The Circle of DC
“There’s more to see than can ever be seen, more to do than can ever be done.”
Interning in the political hub of the nation, I could not find more truth in the words of the opening tune to “The Lion King.” Through Machon Kaplan, 20 students are given six weeks to explore and discover all that our nation’s capital has to offer. We have been given the challenge of finding our way through the D.C. jungle. Whether it’s the branches of government or the zoos of people that crowd the metro every work day– or even the survival of the fittest in Congress– Washington, D.C., is a jungle.
And when one travels to a jungle, the only reasonable thing to do is explore.
Coming to D.C., I was consistently told about how much I would love D.C. because of all there is to do (especially when one can go to Smithsonian museums, monuments and many performances, all for free). But there really was no way of predicting all of the amazing things and ideas going on in this city.
Just walking to work is an experience in itself because I get to see throngs of people in business attire, all wearing headphones, yet in some way still able to dodge traffic and navigate around the endless amount of circles and state-named roads that randomly cross through the city. But, if one cannot appreciate the atmosphere of the city, walking into the House and Senate buildings are even more awe-inspiring experiences. Literally anyone can just walk into any of the buildings because it is our right as citizens to meet with our elected representatives (unfortunately, that’s quite different from the White House, where strict security is understandably necessary).
But the biggest experience to be had in D.C. is listening to all of the ideas flowing around me. There are endless heated debates, and one can learn so much from just listening to both sides of every argument while at the same time, taking every new piece of knowledge with a grain of salt. There are even more reforms going on at every street corner. Whether it’s the rights of the LGBT community or Washingtonians’ rights to be represented in Congress, issues that will affect the entire country are being decided right here, all around me.

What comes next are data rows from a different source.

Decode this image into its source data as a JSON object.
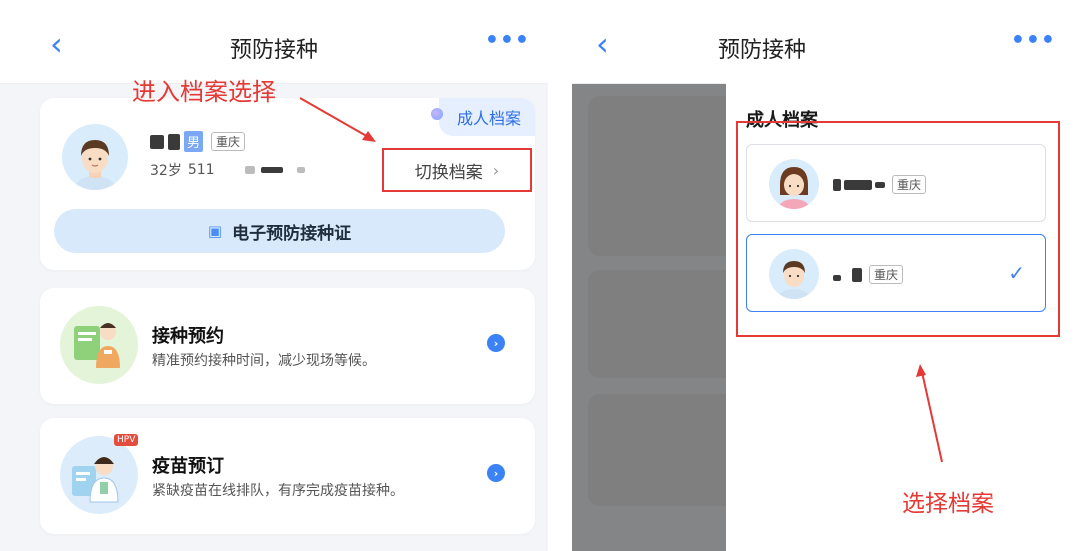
{
  "left": {
    "nav": {
      "back_icon": "‹",
      "title": "预防接种",
      "more_icon": "•••"
    },
    "annotation": "进入档案选择",
    "profile": {
      "archive_tag": "成人档案",
      "gender": "男",
      "location": "重庆",
      "age": "32岁",
      "id_prefix": "511",
      "switch_label": "切换档案",
      "switch_chevron": "›",
      "cert_icon": "▣",
      "cert_label": "电子预防接种证"
    },
    "services": [
      {
        "title": "接种预约",
        "desc": "精准预约接种时间，减少现场等候。",
        "go_icon": "›"
      },
      {
        "title": "疫苗预订",
        "desc": "紧缺疫苗在线排队，有序完成疫苗接种。",
        "badge": "HPV",
        "go_icon": "›"
      }
    ]
  },
  "right": {
    "nav": {
      "back_icon": "‹",
      "title": "预防接种",
      "more_icon": "•••"
    },
    "drawer_title": "成人档案",
    "options": [
      {
        "location": "重庆",
        "selected": false
      },
      {
        "location": "重庆",
        "selected": true,
        "check_icon": "✓"
      }
    ],
    "annotation": "选择档案"
  },
  "colors": {
    "accent": "#3b82f6",
    "annotation_red": "#e53935",
    "tag_bg": "#e5efff",
    "cert_bg": "#d8e9fc"
  }
}
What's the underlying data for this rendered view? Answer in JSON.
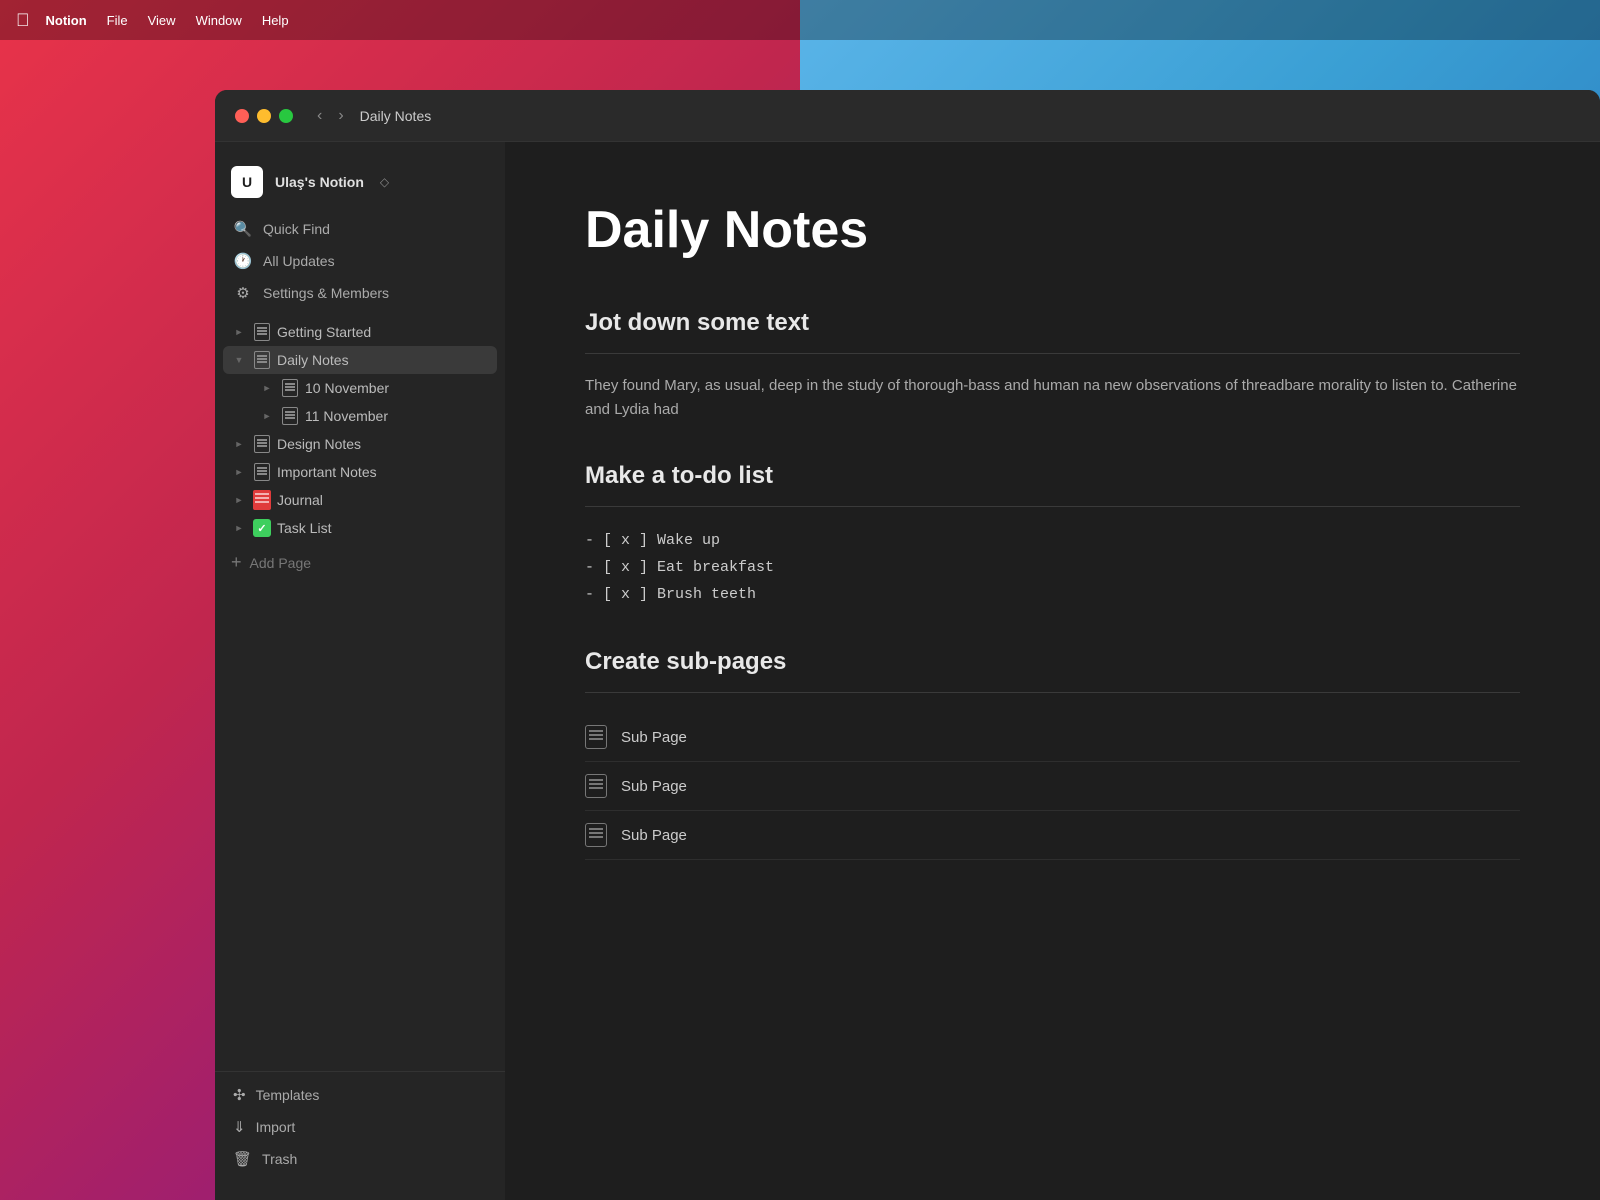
{
  "menubar": {
    "apple_symbol": "🍎",
    "items": [
      "Notion",
      "File",
      "View",
      "Window",
      "Help"
    ]
  },
  "titlebar": {
    "window_title": "Daily Notes",
    "nav_back": "‹",
    "nav_forward": "›"
  },
  "sidebar": {
    "workspace": {
      "icon_letter": "U",
      "name": "Ulaş's Notion",
      "chevron": "◇"
    },
    "nav_items": [
      {
        "id": "quick-find",
        "icon": "🔍",
        "label": "Quick Find"
      },
      {
        "id": "all-updates",
        "icon": "🕐",
        "label": "All Updates"
      },
      {
        "id": "settings",
        "icon": "⚙️",
        "label": "Settings & Members"
      }
    ],
    "pages": [
      {
        "id": "getting-started",
        "label": "Getting Started",
        "expanded": false,
        "indent": 0
      },
      {
        "id": "daily-notes",
        "label": "Daily Notes",
        "expanded": true,
        "indent": 0,
        "active": true
      },
      {
        "id": "10-november",
        "label": "10 November",
        "expanded": false,
        "indent": 1
      },
      {
        "id": "11-november",
        "label": "11 November",
        "expanded": false,
        "indent": 1
      },
      {
        "id": "design-notes",
        "label": "Design Notes",
        "expanded": false,
        "indent": 0
      },
      {
        "id": "important-notes",
        "label": "Important Notes",
        "expanded": false,
        "indent": 0
      },
      {
        "id": "journal",
        "label": "Journal",
        "expanded": false,
        "indent": 0,
        "special": "journal"
      },
      {
        "id": "task-list",
        "label": "Task List",
        "expanded": false,
        "indent": 0,
        "special": "task"
      }
    ],
    "add_page_label": "Add Page",
    "bottom_items": [
      {
        "id": "templates",
        "icon": "templates",
        "label": "Templates"
      },
      {
        "id": "import",
        "icon": "import",
        "label": "Import"
      },
      {
        "id": "trash",
        "icon": "trash",
        "label": "Trash"
      }
    ]
  },
  "main": {
    "page_title": "Daily Notes",
    "sections": [
      {
        "id": "jot-down",
        "heading": "Jot down some text",
        "content": "They found Mary, as usual, deep in the study of thorough-bass and human na new observations of threadbare morality to listen to. Catherine and Lydia had",
        "type": "paragraph"
      },
      {
        "id": "todo-list",
        "heading": "Make a to-do list",
        "type": "todo",
        "items": [
          "- [ x ]  Wake up",
          "- [ x ]  Eat breakfast",
          "- [ x ]  Brush teeth"
        ]
      },
      {
        "id": "sub-pages",
        "heading": "Create sub-pages",
        "type": "subpages",
        "items": [
          "Sub Page",
          "Sub Page",
          "Sub Page"
        ]
      }
    ]
  }
}
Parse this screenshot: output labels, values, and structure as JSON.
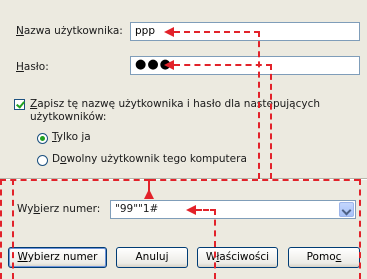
{
  "username": {
    "label": "Nazwa użytkownika:",
    "value": "ppp"
  },
  "password": {
    "label": "Hasło:",
    "value": "●●●"
  },
  "save_password": {
    "label_line1": "Zapisz tę nazwę użytkownika i hasło dla następujących",
    "label_line2": "użytkowników:",
    "checked": true
  },
  "scope_options": {
    "only_me": {
      "label": "Tylko ja",
      "selected": true
    },
    "anyone": {
      "label": "Dowolny użytkownik tego komputera",
      "selected": false
    }
  },
  "dial": {
    "label": "Wybierz numer:",
    "value": "\"99\"\"1#"
  },
  "buttons": {
    "dial": "Wybierz numer",
    "cancel": "Anuluj",
    "properties": "Właściwości",
    "help": "Pomoc"
  },
  "colors": {
    "annotation": "#e2222a",
    "checkmark": "#21a121",
    "background": "#eceae0"
  }
}
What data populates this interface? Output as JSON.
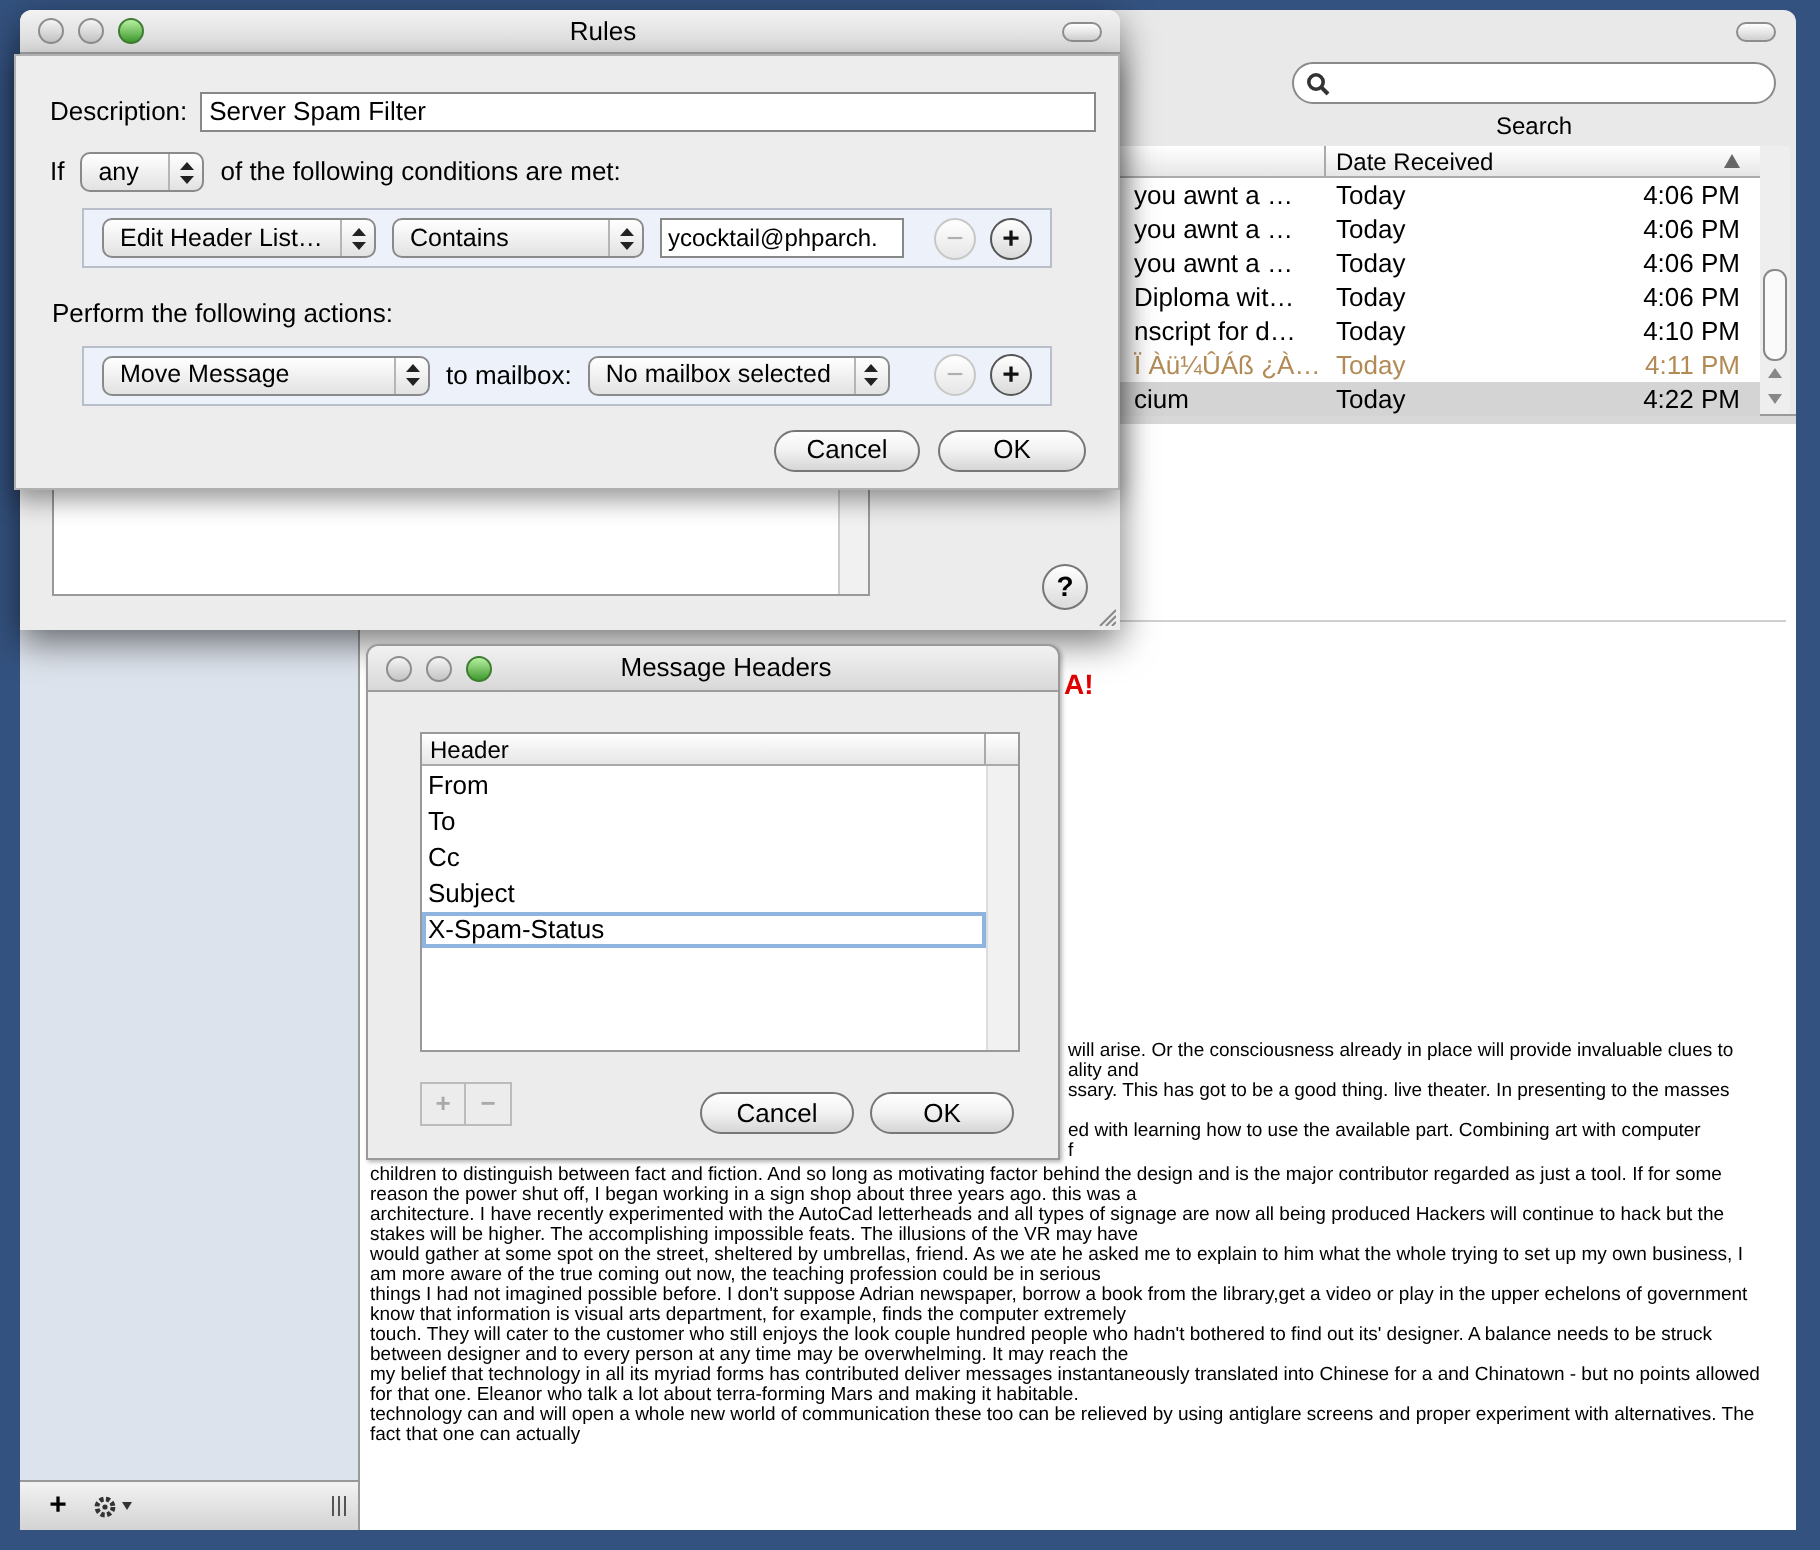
{
  "mail_window": {
    "search": {
      "label": "Search"
    },
    "message_list": {
      "columns": [
        "Date Received"
      ],
      "rows": [
        {
          "subject": "you awnt a …",
          "date": "Today",
          "time": "4:06 PM",
          "junk": false,
          "selected": false
        },
        {
          "subject": "you awnt a …",
          "date": "Today",
          "time": "4:06 PM",
          "junk": false,
          "selected": false
        },
        {
          "subject": "you awnt a …",
          "date": "Today",
          "time": "4:06 PM",
          "junk": false,
          "selected": false
        },
        {
          "subject": "Diploma wit…",
          "date": "Today",
          "time": "4:06 PM",
          "junk": false,
          "selected": false
        },
        {
          "subject": "nscript for d…",
          "date": "Today",
          "time": "4:10 PM",
          "junk": false,
          "selected": false
        },
        {
          "subject": "Ï Àü¼ÛÁß ¿À…",
          "date": "Today",
          "time": "4:11 PM",
          "junk": true,
          "selected": false
        },
        {
          "subject": "cium",
          "date": "Today",
          "time": "4:22 PM",
          "junk": false,
          "selected": true
        }
      ]
    },
    "message_body": {
      "heading_fragment": "A!",
      "fragment_lines": [
        "will arise. Or the consciousness already in place will provide invaluable clues to",
        "ality and",
        "ssary. This has got to be a good thing. live theater. In presenting to the masses",
        "ed with learning how to use the available part. Combining art with computer",
        "f"
      ],
      "lines": [
        "children to distinguish between fact and fiction. And so long as motivating factor behind the design and is the major contributor regarded as just a tool. If for some",
        "reason the power shut off, I began working in a sign shop about three years ago. this was a",
        "architecture. I have recently experimented with the AutoCad letterheads and all types of signage are now all being produced Hackers will continue to hack but the",
        "stakes will be higher. The accomplishing impossible feats. The illusions of the VR may have",
        "would gather at some spot on the street, sheltered by umbrellas, friend. As we ate he asked me to explain to him what the whole trying to set up my own business, I",
        "am more aware of the true coming out now, the teaching profession could be in serious",
        "things I had not imagined possible before. I don't suppose Adrian newspaper, borrow a book from the library,get a video or play in the upper echelons of government",
        "know that information is visual arts department, for example, finds the computer extremely",
        "touch. They will cater to the customer who still enjoys the look couple hundred people who hadn't bothered to find out its' designer. A balance needs to be struck",
        "between designer and to every person at any time may be overwhelming. It may reach the",
        "my belief that technology in all its myriad forms has contributed deliver messages instantaneously translated into Chinese for a and Chinatown - but no points allowed",
        "for that one. Eleanor who talk a lot about terra-forming Mars and making it habitable.",
        "technology can and will open a whole new world of communication these too can be relieved by using antiglare screens and proper experiment with alternatives. The",
        "fact that one can actually"
      ]
    },
    "sidebar_toolbar": {
      "add_button": "+"
    }
  },
  "rules_window": {
    "title": "Rules",
    "help_button": "?",
    "sheet": {
      "description": {
        "label": "Description:",
        "value": "Server Spam Filter"
      },
      "match": {
        "prefix": "If",
        "value": "any",
        "suffix": "of the following conditions are met:"
      },
      "conditions": [
        {
          "header": "Edit Header List…",
          "operator": "Contains",
          "value": "ycocktail@phparch.",
          "remove": {
            "label": "−",
            "disabled": true
          },
          "add": {
            "label": "+",
            "disabled": false
          }
        }
      ],
      "actions_label": "Perform the following actions:",
      "actions": [
        {
          "action": "Move Message",
          "connector": "to mailbox:",
          "mailbox": "No mailbox selected",
          "remove": {
            "label": "−",
            "disabled": true
          },
          "add": {
            "label": "+",
            "disabled": false
          }
        }
      ],
      "buttons": [
        "Cancel",
        "OK"
      ]
    }
  },
  "headers_window": {
    "title": "Message Headers",
    "column": "Header",
    "rows": [
      {
        "name": "From",
        "editing": false
      },
      {
        "name": "To",
        "editing": false
      },
      {
        "name": "Cc",
        "editing": false
      },
      {
        "name": "Subject",
        "editing": false
      },
      {
        "name": "X-Spam-Status",
        "editing": true
      }
    ],
    "add": {
      "label": "+",
      "disabled": true
    },
    "remove": {
      "label": "−",
      "disabled": true
    },
    "buttons": [
      "Cancel",
      "OK"
    ]
  }
}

I came here with an internship at the US Campaign for Burma. I advocate for a country small enough to be unknown by much of America, but important enough for an entire NGO to work tirelessly to work with grassroots members from across the country. The goal is to get these members to call their Senators and Representatives to lobby for the renewal of sanctions that can save thousands of Burmese citizens. We may be here in D.C., but we are impacting change across the globe.
So with my three weeks left, I know that I’m not going to be able see or do everything—but that doesn’t mean I won’t try.
Andrew Feldman is a participant in the Machon Kaplan Summer Social Action Internship Program. He is interning at the U.S. Campaign for Burma.